Building on the traction a program has made with improving partner activation rates should be done through improving engagement and retention. As a partner manager your main KPI to focus on when aiming to improve partner engagement is monthly sales volume attributed to partners. This allows you to set a goal that can be easily communicated to your leadership team when illustrating the progress towards improving partner engagement.
The exact conversions you measure are going to differ depending on the kind of program you’re running, but you want to start at the earliest possible stage of the customer journey. If you’re running an affiliate program designed to generate leads, you’ll want to track every step of the conversion funnel, from when they clicked your partner’s link up to when they purchase. If you’re running a reseller program where your channel partners sell your software directly, you’ll have to start later in the customer journey, at the point when your reseller sends you the closed deal.
Track how partner-attributed prospects and customers convert across the entire customer lifecycle to identify areas of improvement, and how your sales and marketing teams in particular can support.
For example, if trial signups attributed to affiliate partners are increasing but sales remain low, consider developing better marketing materials for these partners to help them hone in on your target audience, co-creating content with those partners, or changing how you approach nurturing leads from partners versus other channels.
Leaders in your company will want to know: how long will it take for your partner program to pay for itself? Comparing the costs that go into your program against the revenue partners bring in will let you know once your partner program reaches positive ROI and prove your program can scale.
While it’s not uncommon for partner programs to take over a year to reach positive ROI, it is possible to get there faster — for example, we frequently see companies using PartnerStack show positive ROI within 5 months.
As your program matures, you really want to pay attention to partner-sourced revenue as a proportion of all revenue inside the business. Showing how your program is bringing in a growing share of total revenue will help secure the executive support you need to continue investing in growing the channel.
You can break partner-sourced revenue down into two other KPIs: new revenue and total revenue.
While new revenue tells you how much partner-sourced customers can drive in the immediate term, total revenue gives you a better idea of how much value those customers generate over their lifetime.
Tracking the average value for the deals your partners drive helps you understand the differences between the customers your partners reach versus those that come from direct channels you own. You can help partners increase their average deal size by giving them resources that help them market to higher-value customers, or working with them to market additional services to their prospects.
How much do customers acquired through your partners cost? How does that compare to your other channels? And how does that compare to how much revenue those customers bring in? While you want to reduce customer acquisition costs when possible, you don’t want to do it at the expense of growth in other KPIs.
Being able to set benchmarks and track the right KPIs requires actually having access to the data. When looking at partner platforms, consider:
For example, PartnerStack has detailed built-in reporting dashboards (powered by Looker) that make it easy to see the performance of all of your partner programs together, or filter things down to small segments of partners. PartnerStack can also send data directly to your CRM, export it to a CSV file, or make data accessible through the PartnerStack API so you can build any kind of reports you want. Other partner management platforms have their own kinds of reporting capabilities, too.

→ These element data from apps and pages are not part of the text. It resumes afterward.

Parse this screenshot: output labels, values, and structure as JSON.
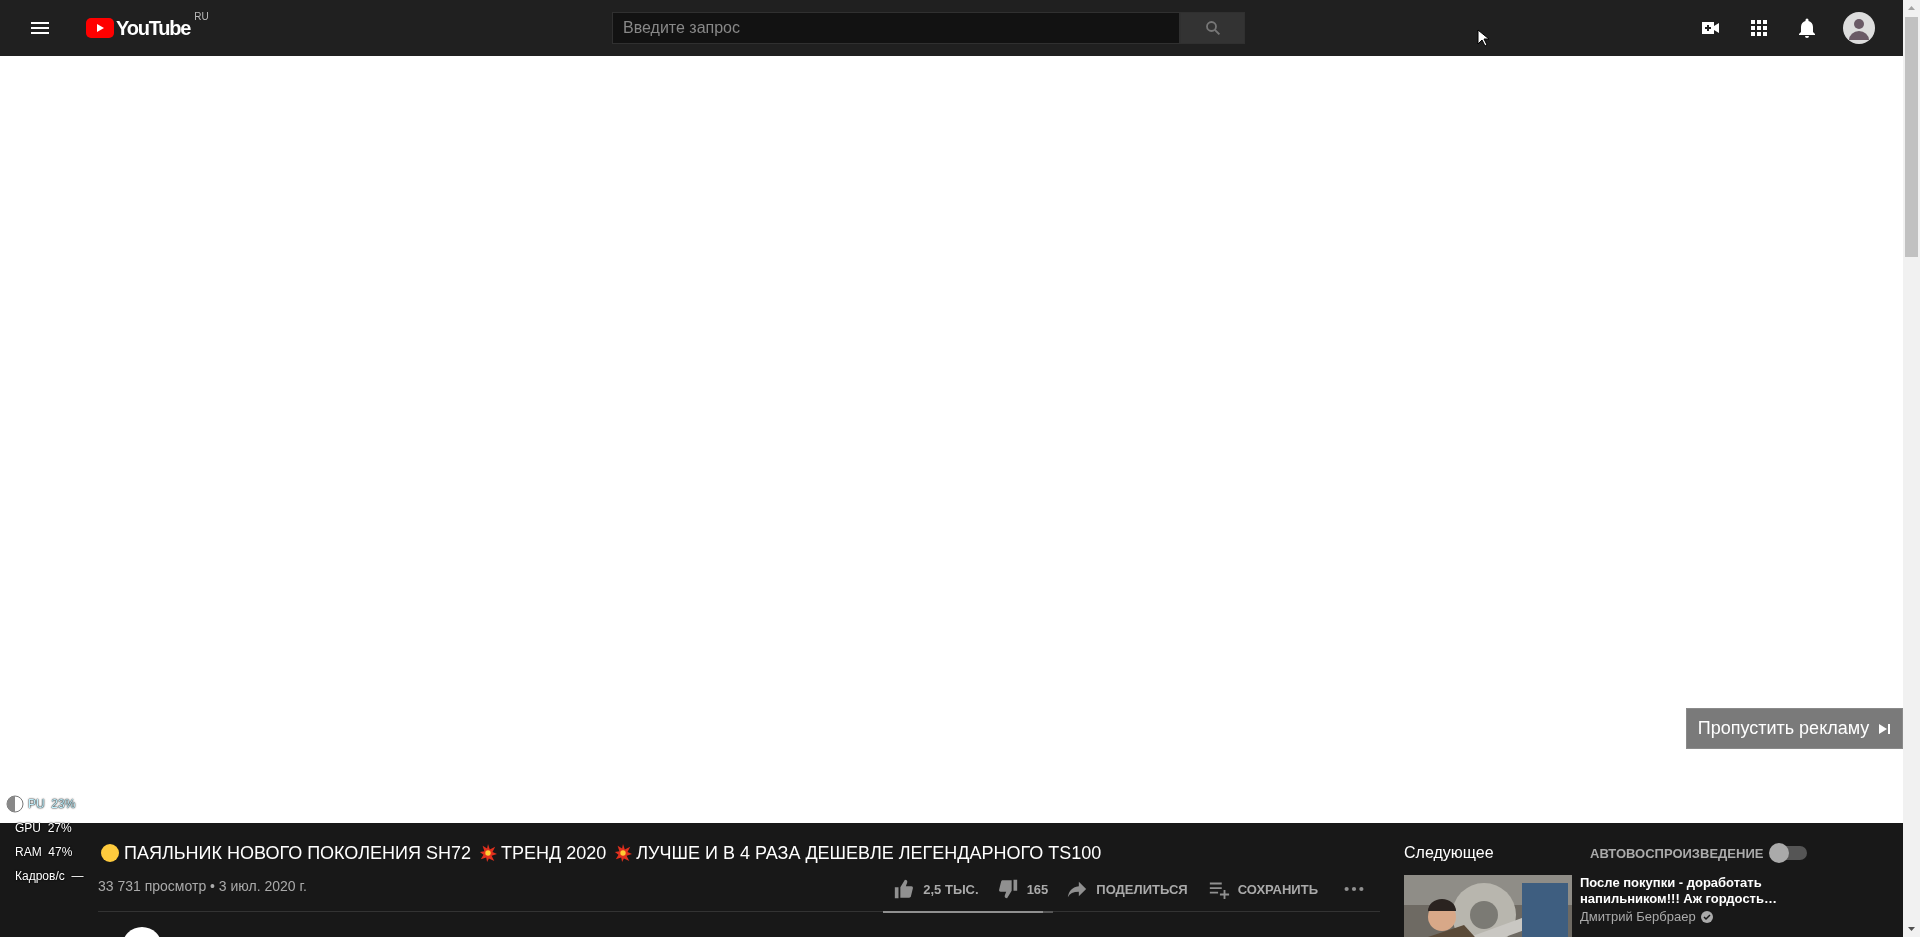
{
  "masthead": {
    "logo_text": "YouTube",
    "country_code": "RU",
    "search": {
      "placeholder": "Введите запрос"
    }
  },
  "ad": {
    "skip_label": "Пропустить рекламу"
  },
  "perf_overlay": [
    {
      "label": "PU",
      "value": "23%"
    },
    {
      "label": "GPU",
      "value": "27%"
    },
    {
      "label": "RAM",
      "value": "47%"
    },
    {
      "label": "Кадров/с",
      "value": "—"
    }
  ],
  "video": {
    "title_parts": [
      {
        "kind": "emoji"
      },
      {
        "kind": "text",
        "text": "ПАЯЛЬНИК НОВОГО ПОКОЛЕНИЯ SH72"
      },
      {
        "kind": "burst"
      },
      {
        "kind": "text",
        "text": "ТРЕНД 2020"
      },
      {
        "kind": "burst"
      },
      {
        "kind": "text",
        "text": "ЛУЧШЕ И В 4 РАЗА ДЕШЕВЛЕ ЛЕГЕНДАРНОГО TS100"
      }
    ],
    "views": "33 731 просмотр",
    "separator": "•",
    "date": "3 июл. 2020 г.",
    "actions": [
      {
        "kind": "like",
        "label": "2,5 ТЫС."
      },
      {
        "kind": "dislike",
        "label": "165"
      },
      {
        "kind": "share",
        "label": "ПОДЕЛИТЬСЯ"
      },
      {
        "kind": "save",
        "label": "СОХРАНИТЬ"
      },
      {
        "kind": "more"
      }
    ],
    "sentiment": {
      "level": 0.94
    }
  },
  "up_next": {
    "heading": "Следующее",
    "autoplay_label": "АВТОВОСПРОИЗВЕДЕНИЕ",
    "autoplay_on": false,
    "items": [
      {
        "title": "После покупки - доработать напильником!!! Аж гордость…",
        "channel": "Дмитрий Бербраер",
        "verified": true
      }
    ]
  }
}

A program will never be perfect in its first iteration, so it’s crucial to keep improving as you learn more about your partners — but you can’t improve what you can’t measure. Regardless of the tools you choose, make sure you invest the time to set the right goals, establish a solid reporting process, and continuously optimize your program.